> [The problem]: Across the entries that follow, how many lines have the word "Gameplay" in them? Give only the number.

[Dataset rows for apps and sites]
Content starts
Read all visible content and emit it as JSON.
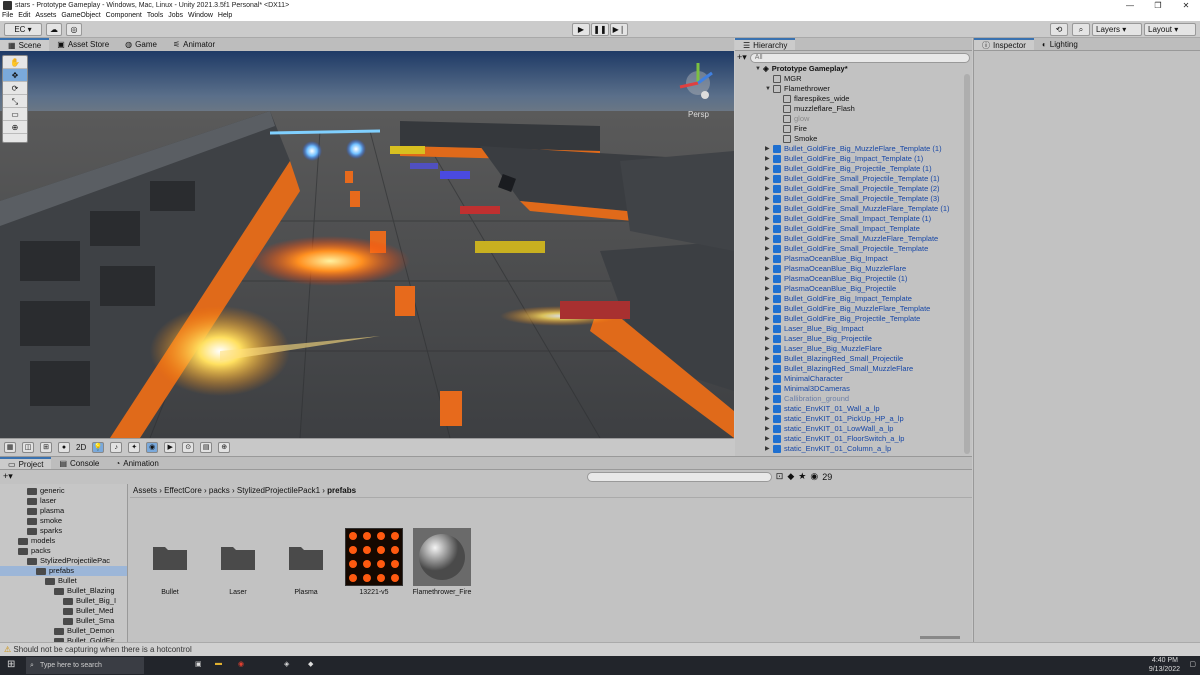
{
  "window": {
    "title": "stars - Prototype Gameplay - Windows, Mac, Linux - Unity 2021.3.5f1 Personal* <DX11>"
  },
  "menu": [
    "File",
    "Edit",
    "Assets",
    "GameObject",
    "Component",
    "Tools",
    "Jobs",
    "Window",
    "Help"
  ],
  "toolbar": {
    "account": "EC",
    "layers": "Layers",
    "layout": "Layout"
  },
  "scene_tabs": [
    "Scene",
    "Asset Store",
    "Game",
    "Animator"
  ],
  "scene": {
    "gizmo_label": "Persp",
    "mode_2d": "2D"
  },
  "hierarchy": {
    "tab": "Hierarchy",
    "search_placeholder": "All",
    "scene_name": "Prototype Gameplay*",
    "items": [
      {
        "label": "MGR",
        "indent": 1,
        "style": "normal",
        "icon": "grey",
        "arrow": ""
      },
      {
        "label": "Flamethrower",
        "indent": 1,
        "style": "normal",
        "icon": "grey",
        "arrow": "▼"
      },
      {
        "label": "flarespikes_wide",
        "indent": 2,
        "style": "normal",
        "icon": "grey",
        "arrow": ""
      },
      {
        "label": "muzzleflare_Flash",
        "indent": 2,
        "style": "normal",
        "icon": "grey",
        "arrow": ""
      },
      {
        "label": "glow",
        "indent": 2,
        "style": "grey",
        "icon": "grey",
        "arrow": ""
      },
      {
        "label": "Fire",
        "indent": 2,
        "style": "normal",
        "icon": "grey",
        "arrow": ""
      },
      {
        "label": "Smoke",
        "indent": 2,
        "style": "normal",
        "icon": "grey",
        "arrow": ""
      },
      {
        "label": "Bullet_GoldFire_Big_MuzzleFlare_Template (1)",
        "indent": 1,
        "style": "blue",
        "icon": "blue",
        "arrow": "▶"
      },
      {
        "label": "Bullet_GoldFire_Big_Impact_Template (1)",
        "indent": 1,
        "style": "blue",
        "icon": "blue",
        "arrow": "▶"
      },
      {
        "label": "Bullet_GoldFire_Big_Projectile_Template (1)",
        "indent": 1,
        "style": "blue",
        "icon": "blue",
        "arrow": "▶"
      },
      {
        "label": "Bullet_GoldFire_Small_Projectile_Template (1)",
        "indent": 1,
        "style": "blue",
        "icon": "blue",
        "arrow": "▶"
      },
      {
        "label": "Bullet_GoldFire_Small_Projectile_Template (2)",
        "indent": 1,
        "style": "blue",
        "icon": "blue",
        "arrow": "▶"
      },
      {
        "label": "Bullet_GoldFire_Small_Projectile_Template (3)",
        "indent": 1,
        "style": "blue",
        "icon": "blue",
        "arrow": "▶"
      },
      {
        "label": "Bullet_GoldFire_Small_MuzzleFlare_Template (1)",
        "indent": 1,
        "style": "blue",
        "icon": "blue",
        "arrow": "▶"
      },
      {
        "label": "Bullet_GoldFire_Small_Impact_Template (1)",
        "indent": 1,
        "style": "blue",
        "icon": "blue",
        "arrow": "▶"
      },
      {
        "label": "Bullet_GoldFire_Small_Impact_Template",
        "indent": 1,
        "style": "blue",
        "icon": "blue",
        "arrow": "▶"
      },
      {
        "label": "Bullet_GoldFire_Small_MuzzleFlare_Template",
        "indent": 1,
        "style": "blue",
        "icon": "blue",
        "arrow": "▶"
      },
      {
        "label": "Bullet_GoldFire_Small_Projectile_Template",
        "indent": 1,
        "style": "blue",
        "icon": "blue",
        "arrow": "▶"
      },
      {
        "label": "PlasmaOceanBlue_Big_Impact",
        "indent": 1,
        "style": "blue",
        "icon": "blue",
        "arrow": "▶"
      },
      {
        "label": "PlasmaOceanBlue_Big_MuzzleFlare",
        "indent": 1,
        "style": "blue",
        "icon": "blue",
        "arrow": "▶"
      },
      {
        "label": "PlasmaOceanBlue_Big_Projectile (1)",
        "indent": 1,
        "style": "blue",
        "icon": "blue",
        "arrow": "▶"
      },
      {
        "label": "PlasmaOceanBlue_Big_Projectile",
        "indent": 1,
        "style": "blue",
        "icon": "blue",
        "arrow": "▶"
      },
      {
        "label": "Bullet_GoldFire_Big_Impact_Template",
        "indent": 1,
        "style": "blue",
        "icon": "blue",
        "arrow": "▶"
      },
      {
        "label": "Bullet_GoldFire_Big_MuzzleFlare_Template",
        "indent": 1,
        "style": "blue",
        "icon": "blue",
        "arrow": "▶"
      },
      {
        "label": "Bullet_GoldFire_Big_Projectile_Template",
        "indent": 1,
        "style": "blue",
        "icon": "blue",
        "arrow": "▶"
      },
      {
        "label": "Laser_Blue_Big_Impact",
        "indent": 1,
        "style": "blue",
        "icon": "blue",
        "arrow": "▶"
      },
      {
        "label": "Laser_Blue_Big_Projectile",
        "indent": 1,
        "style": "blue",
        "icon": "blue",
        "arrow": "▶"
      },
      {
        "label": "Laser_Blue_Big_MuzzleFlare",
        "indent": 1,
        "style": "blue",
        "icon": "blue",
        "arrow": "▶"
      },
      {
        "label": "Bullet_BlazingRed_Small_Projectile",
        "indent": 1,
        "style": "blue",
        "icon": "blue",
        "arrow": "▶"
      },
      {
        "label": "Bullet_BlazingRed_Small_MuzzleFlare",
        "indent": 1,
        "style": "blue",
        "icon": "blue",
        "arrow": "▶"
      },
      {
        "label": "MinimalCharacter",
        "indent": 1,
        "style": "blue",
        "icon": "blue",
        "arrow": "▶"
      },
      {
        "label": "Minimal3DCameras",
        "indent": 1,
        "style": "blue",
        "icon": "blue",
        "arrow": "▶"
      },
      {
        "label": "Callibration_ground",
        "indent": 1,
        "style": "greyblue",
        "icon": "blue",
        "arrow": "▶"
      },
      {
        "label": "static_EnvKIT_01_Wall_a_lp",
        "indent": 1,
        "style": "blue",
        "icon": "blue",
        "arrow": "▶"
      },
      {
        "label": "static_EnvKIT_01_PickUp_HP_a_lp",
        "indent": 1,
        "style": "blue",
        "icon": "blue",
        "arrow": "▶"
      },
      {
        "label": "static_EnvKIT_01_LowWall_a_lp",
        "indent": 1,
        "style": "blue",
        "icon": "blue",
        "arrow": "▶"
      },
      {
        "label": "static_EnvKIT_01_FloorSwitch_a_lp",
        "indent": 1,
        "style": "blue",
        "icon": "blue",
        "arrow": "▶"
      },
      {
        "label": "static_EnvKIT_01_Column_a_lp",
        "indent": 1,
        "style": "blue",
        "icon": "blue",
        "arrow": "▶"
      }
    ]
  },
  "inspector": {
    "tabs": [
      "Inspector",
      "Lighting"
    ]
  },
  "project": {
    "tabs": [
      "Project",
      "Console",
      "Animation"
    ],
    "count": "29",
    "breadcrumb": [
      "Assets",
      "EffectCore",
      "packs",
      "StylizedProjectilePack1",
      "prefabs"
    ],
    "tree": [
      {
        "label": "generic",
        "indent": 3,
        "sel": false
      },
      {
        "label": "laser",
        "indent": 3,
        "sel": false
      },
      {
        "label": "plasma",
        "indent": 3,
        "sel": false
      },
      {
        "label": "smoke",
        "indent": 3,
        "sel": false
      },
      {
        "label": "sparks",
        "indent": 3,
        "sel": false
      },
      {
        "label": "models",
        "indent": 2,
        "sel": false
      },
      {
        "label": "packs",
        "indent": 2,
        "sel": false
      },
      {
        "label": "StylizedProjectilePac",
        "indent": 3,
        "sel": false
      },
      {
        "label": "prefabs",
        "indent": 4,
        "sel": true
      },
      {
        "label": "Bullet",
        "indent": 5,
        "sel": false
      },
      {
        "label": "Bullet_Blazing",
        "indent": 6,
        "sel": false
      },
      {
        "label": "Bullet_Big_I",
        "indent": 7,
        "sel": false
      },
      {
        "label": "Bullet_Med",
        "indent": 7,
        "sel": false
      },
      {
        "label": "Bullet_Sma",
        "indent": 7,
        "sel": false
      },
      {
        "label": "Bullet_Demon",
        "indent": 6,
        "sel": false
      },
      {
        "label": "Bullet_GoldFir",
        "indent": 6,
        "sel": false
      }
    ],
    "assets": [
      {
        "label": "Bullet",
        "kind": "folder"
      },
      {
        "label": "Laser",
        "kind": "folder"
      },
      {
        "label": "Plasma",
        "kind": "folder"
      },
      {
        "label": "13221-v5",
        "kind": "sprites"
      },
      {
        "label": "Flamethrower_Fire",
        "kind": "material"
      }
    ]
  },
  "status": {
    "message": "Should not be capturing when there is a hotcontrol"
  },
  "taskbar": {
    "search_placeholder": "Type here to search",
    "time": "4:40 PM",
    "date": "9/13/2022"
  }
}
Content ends
> [Answer section]: 2